Dataset rows for apps and sites
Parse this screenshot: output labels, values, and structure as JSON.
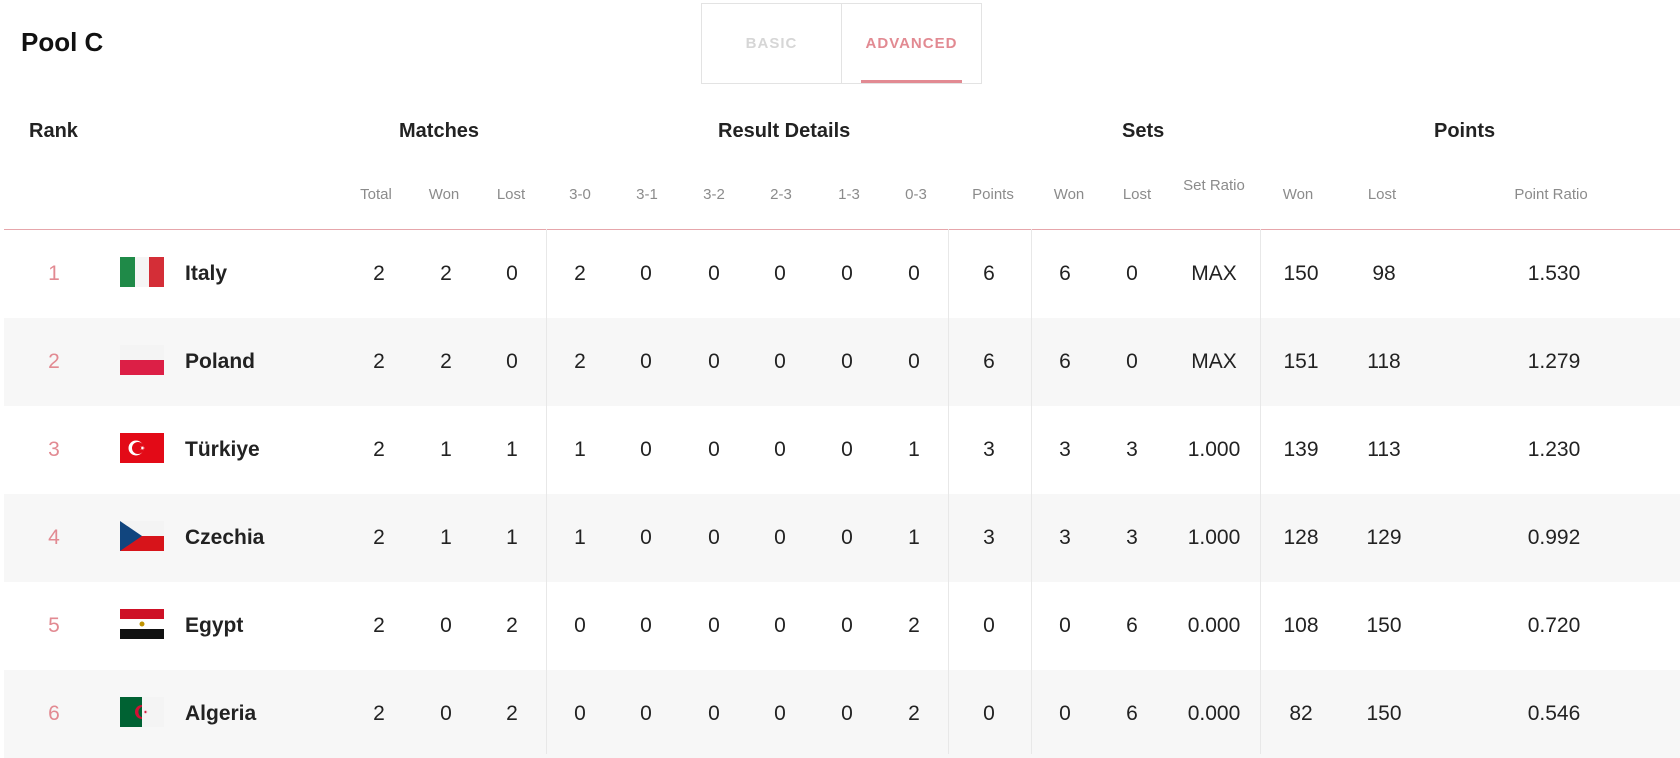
{
  "pool_title": "Pool C",
  "tabs": {
    "basic": "BASIC",
    "advanced": "ADVANCED"
  },
  "group_headers": {
    "rank": "Rank",
    "matches": "Matches",
    "result_details": "Result Details",
    "sets": "Sets",
    "points": "Points"
  },
  "sub_headers": {
    "total": "Total",
    "won": "Won",
    "lost": "Lost",
    "r30": "3-0",
    "r31": "3-1",
    "r32": "3-2",
    "r23": "2-3",
    "r13": "1-3",
    "r03": "0-3",
    "points": "Points",
    "sets_won": "Won",
    "sets_lost": "Lost",
    "set_ratio": "Set Ratio",
    "points_won": "Won",
    "points_lost": "Lost",
    "point_ratio": "Point Ratio"
  },
  "rows": [
    {
      "rank": "1",
      "team": "Italy",
      "flag": "italy-flag-icon",
      "total": "2",
      "won": "2",
      "lost": "0",
      "r30": "2",
      "r31": "0",
      "r32": "0",
      "r23": "0",
      "r13": "0",
      "r03": "0",
      "points": "6",
      "sets_won": "6",
      "sets_lost": "0",
      "set_ratio": "MAX",
      "pts_won": "150",
      "pts_lost": "98",
      "point_ratio": "1.530"
    },
    {
      "rank": "2",
      "team": "Poland",
      "flag": "poland-flag-icon",
      "total": "2",
      "won": "2",
      "lost": "0",
      "r30": "2",
      "r31": "0",
      "r32": "0",
      "r23": "0",
      "r13": "0",
      "r03": "0",
      "points": "6",
      "sets_won": "6",
      "sets_lost": "0",
      "set_ratio": "MAX",
      "pts_won": "151",
      "pts_lost": "118",
      "point_ratio": "1.279"
    },
    {
      "rank": "3",
      "team": "Türkiye",
      "flag": "turkiye-flag-icon",
      "total": "2",
      "won": "1",
      "lost": "1",
      "r30": "1",
      "r31": "0",
      "r32": "0",
      "r23": "0",
      "r13": "0",
      "r03": "1",
      "points": "3",
      "sets_won": "3",
      "sets_lost": "3",
      "set_ratio": "1.000",
      "pts_won": "139",
      "pts_lost": "113",
      "point_ratio": "1.230"
    },
    {
      "rank": "4",
      "team": "Czechia",
      "flag": "czechia-flag-icon",
      "total": "2",
      "won": "1",
      "lost": "1",
      "r30": "1",
      "r31": "0",
      "r32": "0",
      "r23": "0",
      "r13": "0",
      "r03": "1",
      "points": "3",
      "sets_won": "3",
      "sets_lost": "3",
      "set_ratio": "1.000",
      "pts_won": "128",
      "pts_lost": "129",
      "point_ratio": "0.992"
    },
    {
      "rank": "5",
      "team": "Egypt",
      "flag": "egypt-flag-icon",
      "total": "2",
      "won": "0",
      "lost": "2",
      "r30": "0",
      "r31": "0",
      "r32": "0",
      "r23": "0",
      "r13": "0",
      "r03": "2",
      "points": "0",
      "sets_won": "0",
      "sets_lost": "6",
      "set_ratio": "0.000",
      "pts_won": "108",
      "pts_lost": "150",
      "point_ratio": "0.720"
    },
    {
      "rank": "6",
      "team": "Algeria",
      "flag": "algeria-flag-icon",
      "total": "2",
      "won": "0",
      "lost": "2",
      "r30": "0",
      "r31": "0",
      "r32": "0",
      "r23": "0",
      "r13": "0",
      "r03": "2",
      "points": "0",
      "sets_won": "0",
      "sets_lost": "6",
      "set_ratio": "0.000",
      "pts_won": "82",
      "pts_lost": "150",
      "point_ratio": "0.546"
    }
  ],
  "colors": {
    "accent": "#e28a92",
    "row_alt": "#f7f7f7",
    "divider": "#e6a6ab"
  }
}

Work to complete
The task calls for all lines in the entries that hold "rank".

Exercise response
    "rank": "Rank",
      "rank": "1",
      "rank": "2",
      "rank": "3",
      "rank": "4",
      "rank": "5",
      "rank": "6",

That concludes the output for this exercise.